[INSTRUCTIONS TO FOLLOW]
Without the images, output each record below as it stands.

[TASK INPUT]
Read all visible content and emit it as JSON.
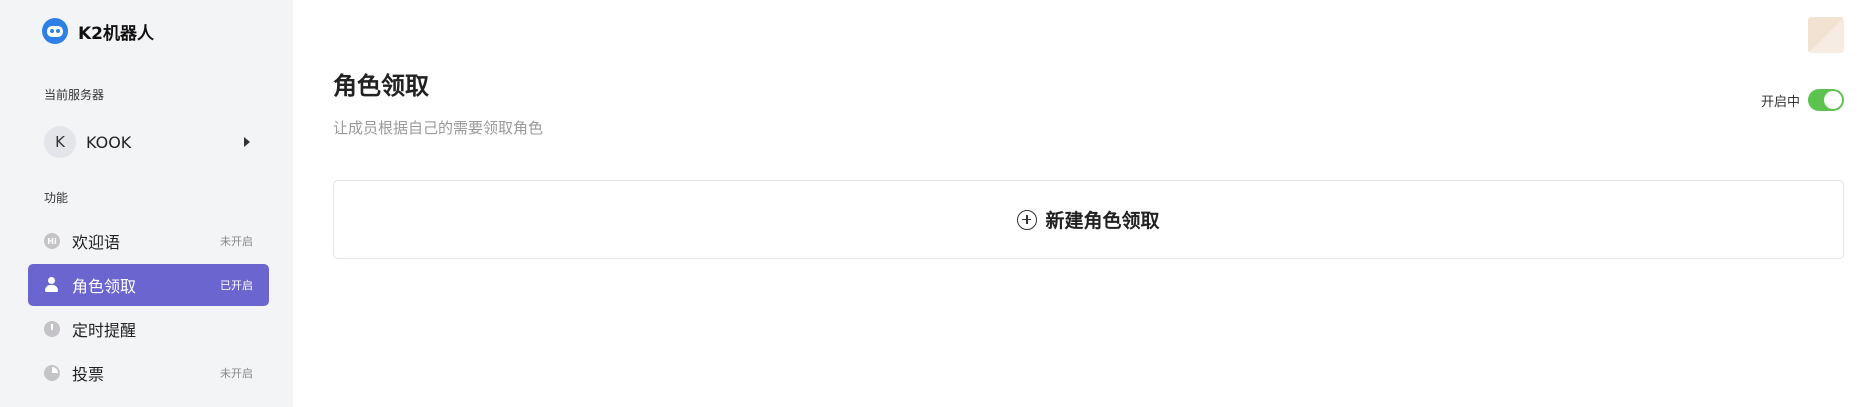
{
  "app": {
    "name": "K2机器人"
  },
  "sidebar": {
    "server_section_label": "当前服务器",
    "server": {
      "avatar_letter": "K",
      "name": "KOOK"
    },
    "features_section_label": "功能",
    "items": [
      {
        "label": "欢迎语",
        "status": "未开启",
        "icon": "hi-icon",
        "active": false
      },
      {
        "label": "角色领取",
        "status": "已开启",
        "icon": "user-role-icon",
        "active": true
      },
      {
        "label": "定时提醒",
        "status": "",
        "icon": "timer-icon",
        "active": false
      },
      {
        "label": "投票",
        "status": "未开启",
        "icon": "pie-chart-icon",
        "active": false
      }
    ]
  },
  "main": {
    "title": "角色领取",
    "subtitle": "让成员根据自己的需要领取角色",
    "toggle": {
      "label": "开启中",
      "on": true
    },
    "new_button_label": "新建角色领取"
  },
  "colors": {
    "accent": "#6b66cf",
    "toggle_on": "#5cc34e",
    "sidebar_bg": "#f3f4f6",
    "brand_blue": "#2f7fe8"
  }
}
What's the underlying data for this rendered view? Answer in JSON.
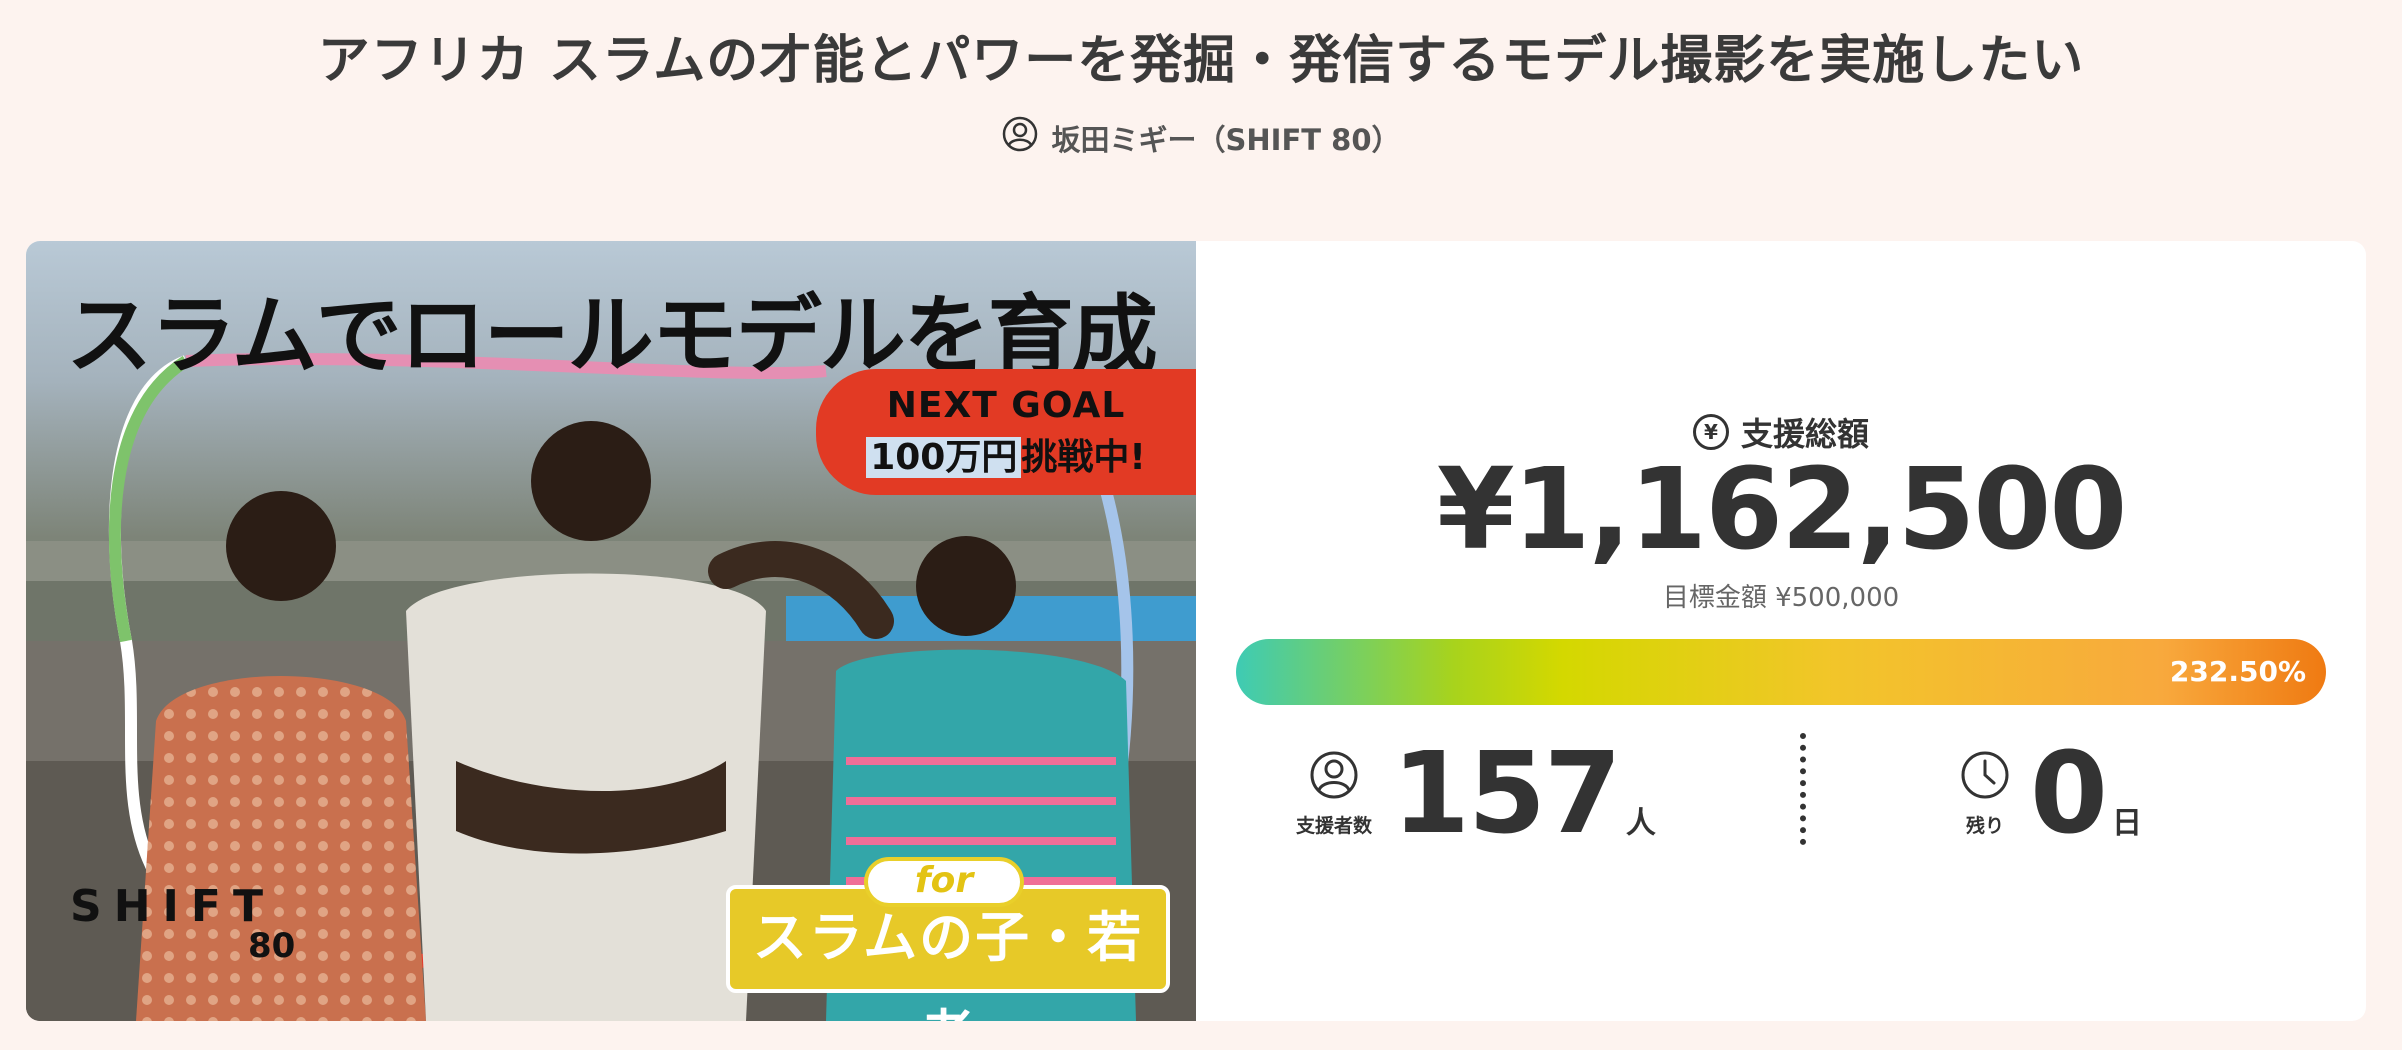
{
  "page": {
    "title": "アフリカ スラムの才能とパワーを発掘・発信するモデル撮影を実施したい",
    "owner": "坂田ミギー（SHIFT 80）"
  },
  "hero": {
    "headline": "スラムでロールモデルを育成",
    "goal_line1": "NEXT GOAL",
    "goal_amount": "100万円",
    "goal_suffix": "挑戦中!",
    "for_label": "for",
    "for_text": "スラムの子・若者",
    "logo_line1": "SHIFT",
    "logo_line2": "80"
  },
  "stats": {
    "total_label": "支援総額",
    "yen_symbol": "¥",
    "total_amount": "¥1,162,500",
    "target": "目標金額 ¥500,000",
    "progress_text": "232.50%",
    "progress_fraction": 1.0,
    "supporters_label": "支援者数",
    "supporters": "157",
    "supporters_unit": "人",
    "remaining_label": "残り",
    "remaining": "0",
    "remaining_unit": "日"
  },
  "colors": {
    "background": "#fdf3ef",
    "goal_badge": "#e23a24",
    "for_box": "#e7c928"
  }
}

[OUTPUT OF THE EXERCISE]
Read all visible content and emit it as JSON.
{
  "app": {
    "name": "K2机器人"
  },
  "sidebar": {
    "server_section_label": "当前服务器",
    "server": {
      "avatar_letter": "K",
      "name": "KOOK"
    },
    "features_section_label": "功能",
    "items": [
      {
        "label": "欢迎语",
        "status": "未开启",
        "icon": "hi-icon",
        "active": false
      },
      {
        "label": "角色领取",
        "status": "已开启",
        "icon": "user-role-icon",
        "active": true
      },
      {
        "label": "定时提醒",
        "status": "",
        "icon": "timer-icon",
        "active": false
      },
      {
        "label": "投票",
        "status": "未开启",
        "icon": "pie-chart-icon",
        "active": false
      }
    ]
  },
  "main": {
    "title": "角色领取",
    "subtitle": "让成员根据自己的需要领取角色",
    "toggle": {
      "label": "开启中",
      "on": true
    },
    "new_button_label": "新建角色领取"
  },
  "colors": {
    "accent": "#6b66cf",
    "toggle_on": "#5cc34e",
    "sidebar_bg": "#f3f4f6",
    "brand_blue": "#2f7fe8"
  }
}
What's the underlying data for this rendered view? Answer in JSON.
{
  "page": {
    "title": "アフリカ スラムの才能とパワーを発掘・発信するモデル撮影を実施したい",
    "owner": "坂田ミギー（SHIFT 80）"
  },
  "hero": {
    "headline": "スラムでロールモデルを育成",
    "goal_line1": "NEXT GOAL",
    "goal_amount": "100万円",
    "goal_suffix": "挑戦中!",
    "for_label": "for",
    "for_text": "スラムの子・若者",
    "logo_line1": "SHIFT",
    "logo_line2": "80"
  },
  "stats": {
    "total_label": "支援総額",
    "yen_symbol": "¥",
    "total_amount": "¥1,162,500",
    "target": "目標金額 ¥500,000",
    "progress_text": "232.50%",
    "progress_fraction": 1.0,
    "supporters_label": "支援者数",
    "supporters": "157",
    "supporters_unit": "人",
    "remaining_label": "残り",
    "remaining": "0",
    "remaining_unit": "日"
  },
  "colors": {
    "background": "#fdf3ef",
    "goal_badge": "#e23a24",
    "for_box": "#e7c928"
  }
}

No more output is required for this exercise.